Anthropoid is Sean Ellis’ account of the titular operation, enacted by Czech resistance fighters, to assassinate SS General Reinhard Heydrich. Heydrich was third-in-command of the Third Reich, author of the Final Solution, and in charge of Nazi-occupied Czechoslovakia. His brutal regime earned him such epithets as the Butcher of Prague.
Josef Gabcik (Cillian Murphy) and Jan Kubis (Jamie Dornan), the assassins, are parachuted in just outside Prague. Gabcik is a man on a mission, a mission he’ll complete no matter what. He is slow to trust and sees potential enemies at every corner. Kubis is more hesitant. An idealist, perhaps, but an untested one.

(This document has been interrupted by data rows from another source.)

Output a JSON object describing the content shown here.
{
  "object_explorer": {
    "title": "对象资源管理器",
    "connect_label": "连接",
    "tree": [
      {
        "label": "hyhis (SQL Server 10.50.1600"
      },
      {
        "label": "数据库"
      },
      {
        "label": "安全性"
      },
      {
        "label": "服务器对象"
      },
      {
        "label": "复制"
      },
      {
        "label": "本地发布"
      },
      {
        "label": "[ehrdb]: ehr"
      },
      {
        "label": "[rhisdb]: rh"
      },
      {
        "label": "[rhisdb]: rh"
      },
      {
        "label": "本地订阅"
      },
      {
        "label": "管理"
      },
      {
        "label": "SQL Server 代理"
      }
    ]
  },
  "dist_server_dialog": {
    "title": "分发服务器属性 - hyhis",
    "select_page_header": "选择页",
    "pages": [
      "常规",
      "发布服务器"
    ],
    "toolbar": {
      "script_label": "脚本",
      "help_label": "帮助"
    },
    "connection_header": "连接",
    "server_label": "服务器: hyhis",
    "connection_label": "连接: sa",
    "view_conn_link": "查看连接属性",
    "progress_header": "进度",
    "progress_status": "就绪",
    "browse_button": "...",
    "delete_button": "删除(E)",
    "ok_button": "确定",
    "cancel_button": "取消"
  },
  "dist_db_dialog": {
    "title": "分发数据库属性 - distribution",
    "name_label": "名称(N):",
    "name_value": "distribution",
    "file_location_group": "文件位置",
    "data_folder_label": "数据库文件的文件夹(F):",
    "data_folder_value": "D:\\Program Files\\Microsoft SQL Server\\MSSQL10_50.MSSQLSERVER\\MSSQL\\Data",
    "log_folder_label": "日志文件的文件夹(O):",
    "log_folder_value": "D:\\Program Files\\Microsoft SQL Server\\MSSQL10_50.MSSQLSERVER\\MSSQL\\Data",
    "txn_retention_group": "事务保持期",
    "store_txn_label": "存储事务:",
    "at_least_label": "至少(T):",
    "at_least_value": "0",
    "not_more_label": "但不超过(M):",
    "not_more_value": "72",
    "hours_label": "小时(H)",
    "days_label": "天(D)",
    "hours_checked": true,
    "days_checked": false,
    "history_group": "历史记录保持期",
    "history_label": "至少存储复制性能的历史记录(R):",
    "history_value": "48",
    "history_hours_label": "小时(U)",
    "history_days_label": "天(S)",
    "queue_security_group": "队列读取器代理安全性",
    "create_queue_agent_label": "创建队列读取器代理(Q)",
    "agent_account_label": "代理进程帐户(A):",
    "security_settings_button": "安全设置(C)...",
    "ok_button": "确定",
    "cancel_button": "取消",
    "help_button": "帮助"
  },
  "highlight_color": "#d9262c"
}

Gabcik and Kubis are aided and abetted by what’s left of the Czech resistance, namely Ladislav Vanék (Marcin Dorocinski) and Uncle Hajsky (Toby Jones, a woefully underrated actor). Ellis’ handheld camera noses its way into the first act’s secret meetings like another conspirator, lending the film an immediacy and urgency.
Surprisingly, the assassination itself takes place at the halfway mark. The soundtrack, largely absent from the film, rises toward a restless crescendo as the tension mounts right up until the first shot is fired (or not, as the case may be). It is a tense and anxious scene that descends into tragic chaos. It is also the highpoint of the film. It’s all downhill from here.
After the assassination attempt (those familiar with these events will know how it turns out; I won’t spoil the details for those who aren’t), all the narrative tension is drained from the film. The finale, under-armed fugitives versus the might of the Third Reich, is competently mounted, but once it begins it is obvious where it’s going and we’re simply not invested.
Anthropoid’s problem is this: it wants to be both a character study and a historical thriller, but can’t manage the juggling act. Both aspects are executed well enough; the material is compelling, the script and actors up to the task. But neither is given room to breathe. Anthropoid is well crafted, but ultimately uninteresting.